### TASK GOAL
Go through the listing below and say how many lines include "icon". Give the number by itself.

_ _ _

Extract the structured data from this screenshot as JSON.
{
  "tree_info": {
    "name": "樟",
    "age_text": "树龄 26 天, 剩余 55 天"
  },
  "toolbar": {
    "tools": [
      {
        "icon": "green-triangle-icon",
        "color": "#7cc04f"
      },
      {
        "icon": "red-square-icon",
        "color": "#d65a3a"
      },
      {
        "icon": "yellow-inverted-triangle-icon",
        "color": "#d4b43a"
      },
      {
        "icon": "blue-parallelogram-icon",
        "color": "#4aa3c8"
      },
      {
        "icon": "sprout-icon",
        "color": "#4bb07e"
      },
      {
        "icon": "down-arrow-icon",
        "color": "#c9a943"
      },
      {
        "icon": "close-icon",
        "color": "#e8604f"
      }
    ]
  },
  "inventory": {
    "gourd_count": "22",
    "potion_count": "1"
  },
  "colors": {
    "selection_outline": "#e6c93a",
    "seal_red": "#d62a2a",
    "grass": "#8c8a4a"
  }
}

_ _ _

### TASK ANSWER
7